Blair then rejoined the band after 20 years away. “I don’t think the band continues without Ron,” Tench told Rolling Stone recently, recalling that pivotal time. “Bringing in someone new wouldn’t have worked.”
Stan Lynch, who left the Heartbreakers in 1994, reunited with Petty and the band for their 2002 induction into the Rock and Roll Hall of Fame. Epstein was there, but in poor health, and he’d be gone a year later. It would also be the last time Lynch ever played with Petty.
He admitted to Zanes that he never forgave Petty for not attending Epstein’s funeral. “I can’t, I wish I could,” he said.
In response, Petty says he went to a separate, private memorial for his fallen bandmate. “I don’t think Stan knows what we went through with Howie,” says Petty. “Nobody does. I owe Howie more than to tell those tales. But I will say that I miss him all the time. I hear his voice on records, and it just kills me.”

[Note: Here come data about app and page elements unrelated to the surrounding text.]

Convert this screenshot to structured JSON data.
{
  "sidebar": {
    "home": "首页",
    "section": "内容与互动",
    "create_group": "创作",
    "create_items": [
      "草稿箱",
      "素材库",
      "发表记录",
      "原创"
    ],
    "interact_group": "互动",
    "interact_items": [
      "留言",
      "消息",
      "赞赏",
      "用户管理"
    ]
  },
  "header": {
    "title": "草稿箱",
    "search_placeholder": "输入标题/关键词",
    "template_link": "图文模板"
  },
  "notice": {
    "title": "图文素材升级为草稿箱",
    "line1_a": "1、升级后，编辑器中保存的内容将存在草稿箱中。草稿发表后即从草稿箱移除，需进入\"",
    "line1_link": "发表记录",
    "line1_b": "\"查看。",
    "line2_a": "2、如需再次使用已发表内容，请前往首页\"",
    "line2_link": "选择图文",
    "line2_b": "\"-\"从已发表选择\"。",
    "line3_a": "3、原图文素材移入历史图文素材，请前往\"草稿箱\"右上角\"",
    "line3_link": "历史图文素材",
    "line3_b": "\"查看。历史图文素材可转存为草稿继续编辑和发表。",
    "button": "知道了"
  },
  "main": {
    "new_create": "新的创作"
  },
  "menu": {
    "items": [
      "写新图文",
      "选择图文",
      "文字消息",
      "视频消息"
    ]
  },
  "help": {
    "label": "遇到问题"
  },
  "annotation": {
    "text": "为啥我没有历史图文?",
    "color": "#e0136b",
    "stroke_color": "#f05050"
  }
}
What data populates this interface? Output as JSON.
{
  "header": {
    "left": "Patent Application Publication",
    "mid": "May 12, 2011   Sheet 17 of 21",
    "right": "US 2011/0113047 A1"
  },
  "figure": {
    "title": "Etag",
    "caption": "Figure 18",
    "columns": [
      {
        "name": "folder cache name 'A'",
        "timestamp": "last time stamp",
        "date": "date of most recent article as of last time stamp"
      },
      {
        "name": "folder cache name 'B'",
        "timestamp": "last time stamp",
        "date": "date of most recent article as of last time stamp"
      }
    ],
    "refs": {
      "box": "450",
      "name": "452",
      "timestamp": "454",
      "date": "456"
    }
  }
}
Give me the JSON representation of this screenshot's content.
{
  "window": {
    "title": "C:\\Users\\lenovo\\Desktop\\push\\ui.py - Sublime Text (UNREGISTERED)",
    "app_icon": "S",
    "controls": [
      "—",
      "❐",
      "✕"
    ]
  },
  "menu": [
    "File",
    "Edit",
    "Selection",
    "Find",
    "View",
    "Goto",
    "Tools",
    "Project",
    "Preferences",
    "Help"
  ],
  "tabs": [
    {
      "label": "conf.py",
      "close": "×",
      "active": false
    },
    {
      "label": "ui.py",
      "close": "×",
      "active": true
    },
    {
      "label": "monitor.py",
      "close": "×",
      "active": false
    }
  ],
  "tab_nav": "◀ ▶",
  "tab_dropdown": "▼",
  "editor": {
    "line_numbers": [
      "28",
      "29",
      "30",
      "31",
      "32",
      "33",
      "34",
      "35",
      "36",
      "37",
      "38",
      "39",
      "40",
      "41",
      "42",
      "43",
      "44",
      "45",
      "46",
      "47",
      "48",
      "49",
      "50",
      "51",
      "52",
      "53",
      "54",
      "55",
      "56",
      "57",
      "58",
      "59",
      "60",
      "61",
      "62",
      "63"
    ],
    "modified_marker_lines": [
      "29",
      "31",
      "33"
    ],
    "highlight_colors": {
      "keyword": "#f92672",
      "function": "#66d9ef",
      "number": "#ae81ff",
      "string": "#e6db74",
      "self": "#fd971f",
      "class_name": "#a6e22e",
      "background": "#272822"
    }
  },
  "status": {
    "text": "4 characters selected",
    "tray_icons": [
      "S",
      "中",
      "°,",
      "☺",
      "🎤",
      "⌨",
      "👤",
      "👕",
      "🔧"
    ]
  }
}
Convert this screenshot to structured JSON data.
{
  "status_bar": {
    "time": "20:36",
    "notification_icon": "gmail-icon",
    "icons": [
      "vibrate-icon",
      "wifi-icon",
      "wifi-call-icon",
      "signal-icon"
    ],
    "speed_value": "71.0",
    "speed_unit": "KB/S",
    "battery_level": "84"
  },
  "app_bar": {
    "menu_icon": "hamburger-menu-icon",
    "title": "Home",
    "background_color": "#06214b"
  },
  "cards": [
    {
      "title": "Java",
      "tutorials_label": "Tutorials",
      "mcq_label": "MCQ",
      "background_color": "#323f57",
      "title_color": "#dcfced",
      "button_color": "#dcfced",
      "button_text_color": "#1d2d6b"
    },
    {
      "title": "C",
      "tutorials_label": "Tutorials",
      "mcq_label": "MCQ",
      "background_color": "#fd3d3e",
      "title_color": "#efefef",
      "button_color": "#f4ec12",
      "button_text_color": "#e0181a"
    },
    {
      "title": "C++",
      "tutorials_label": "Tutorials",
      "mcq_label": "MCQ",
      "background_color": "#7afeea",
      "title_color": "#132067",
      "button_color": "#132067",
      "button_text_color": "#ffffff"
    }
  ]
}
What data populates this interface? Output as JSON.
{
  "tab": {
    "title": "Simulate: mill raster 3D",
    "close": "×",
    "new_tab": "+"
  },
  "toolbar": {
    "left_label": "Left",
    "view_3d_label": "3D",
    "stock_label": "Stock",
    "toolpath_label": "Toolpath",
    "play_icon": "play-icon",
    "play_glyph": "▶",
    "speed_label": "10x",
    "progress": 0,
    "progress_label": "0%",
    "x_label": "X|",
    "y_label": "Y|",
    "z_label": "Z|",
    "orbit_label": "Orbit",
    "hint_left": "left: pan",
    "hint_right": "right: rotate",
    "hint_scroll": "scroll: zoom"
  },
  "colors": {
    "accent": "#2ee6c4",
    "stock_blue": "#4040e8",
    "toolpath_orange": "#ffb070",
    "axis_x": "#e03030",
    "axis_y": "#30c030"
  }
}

It’s still hard to grasp that, from now on, when we hear Tom Petty’s voice we’ll be remembering him.
In 2004, when George Harrison was inducted posthumously as a solo artist into the Rock and Roll Hall of Fame, Petty teamed with fellow Traveling Wilbury Jeff Lynne, Steve Winwood, George’s son Dhani Harrison, guitarist Marc Mann and Prince (who was also being inducted that year) for a tribute performance of “As My Guitar Gently Weeps.”
After Prince died last year, Petty was among those who remembered the performance—which was punctuated by a three-minute Prince solo—to the New York Times.
“It’s funny because just a few days ago, he was in mind all afternoon, I was thinking about him,” Petty said about his fellow rock star. “And I had just been talking with Susanna Hoffs of the Bangles—he wrote their ‘Manic Monday’ song. She was telling me the story of that, of how she came to have that song and meet Prince. And I was thinking about him a lot that day, and I almost told myself I was going to call him and just see how he was. I’m starting to think you should just act on those things all the time.”